** Opening DATA LISTING block **

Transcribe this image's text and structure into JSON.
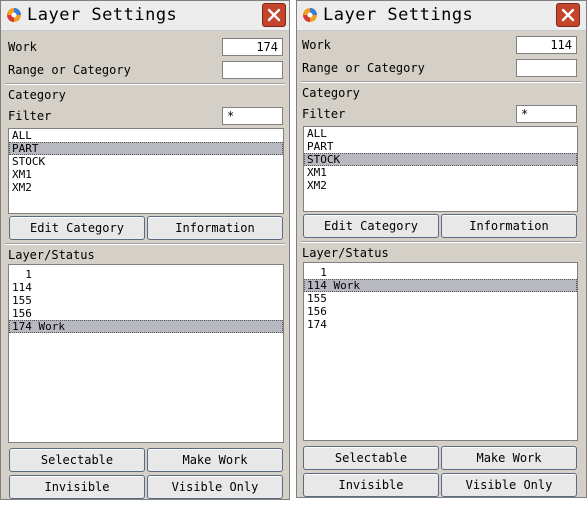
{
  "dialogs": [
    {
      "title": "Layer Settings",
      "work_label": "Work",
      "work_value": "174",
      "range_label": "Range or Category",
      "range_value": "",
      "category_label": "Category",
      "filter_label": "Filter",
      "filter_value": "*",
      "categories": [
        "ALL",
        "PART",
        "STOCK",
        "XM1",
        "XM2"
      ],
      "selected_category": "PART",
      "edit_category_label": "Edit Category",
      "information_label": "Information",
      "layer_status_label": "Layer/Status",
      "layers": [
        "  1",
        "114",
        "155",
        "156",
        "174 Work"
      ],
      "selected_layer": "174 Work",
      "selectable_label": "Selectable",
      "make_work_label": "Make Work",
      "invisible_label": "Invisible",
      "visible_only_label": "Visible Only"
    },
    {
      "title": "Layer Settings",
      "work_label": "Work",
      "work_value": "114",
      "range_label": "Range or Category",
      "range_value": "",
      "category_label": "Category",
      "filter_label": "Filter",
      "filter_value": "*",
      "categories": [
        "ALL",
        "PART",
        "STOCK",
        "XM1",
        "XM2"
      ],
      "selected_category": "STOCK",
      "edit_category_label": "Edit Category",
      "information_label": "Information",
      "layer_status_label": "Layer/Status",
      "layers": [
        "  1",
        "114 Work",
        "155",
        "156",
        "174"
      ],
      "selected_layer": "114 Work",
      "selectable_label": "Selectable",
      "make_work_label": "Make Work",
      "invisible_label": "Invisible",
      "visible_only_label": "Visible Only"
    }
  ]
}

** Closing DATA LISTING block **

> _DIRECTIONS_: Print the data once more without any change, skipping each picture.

> _TASK OUTPUT_:
Transcribe this image's text and structure into JSON.
{
  "dialogs": [
    {
      "title": "Layer Settings",
      "work_label": "Work",
      "work_value": "174",
      "range_label": "Range or Category",
      "range_value": "",
      "category_label": "Category",
      "filter_label": "Filter",
      "filter_value": "*",
      "categories": [
        "ALL",
        "PART",
        "STOCK",
        "XM1",
        "XM2"
      ],
      "selected_category": "PART",
      "edit_category_label": "Edit Category",
      "information_label": "Information",
      "layer_status_label": "Layer/Status",
      "layers": [
        "  1",
        "114",
        "155",
        "156",
        "174 Work"
      ],
      "selected_layer": "174 Work",
      "selectable_label": "Selectable",
      "make_work_label": "Make Work",
      "invisible_label": "Invisible",
      "visible_only_label": "Visible Only"
    },
    {
      "title": "Layer Settings",
      "work_label": "Work",
      "work_value": "114",
      "range_label": "Range or Category",
      "range_value": "",
      "category_label": "Category",
      "filter_label": "Filter",
      "filter_value": "*",
      "categories": [
        "ALL",
        "PART",
        "STOCK",
        "XM1",
        "XM2"
      ],
      "selected_category": "STOCK",
      "edit_category_label": "Edit Category",
      "information_label": "Information",
      "layer_status_label": "Layer/Status",
      "layers": [
        "  1",
        "114 Work",
        "155",
        "156",
        "174"
      ],
      "selected_layer": "114 Work",
      "selectable_label": "Selectable",
      "make_work_label": "Make Work",
      "invisible_label": "Invisible",
      "visible_only_label": "Visible Only"
    }
  ]
}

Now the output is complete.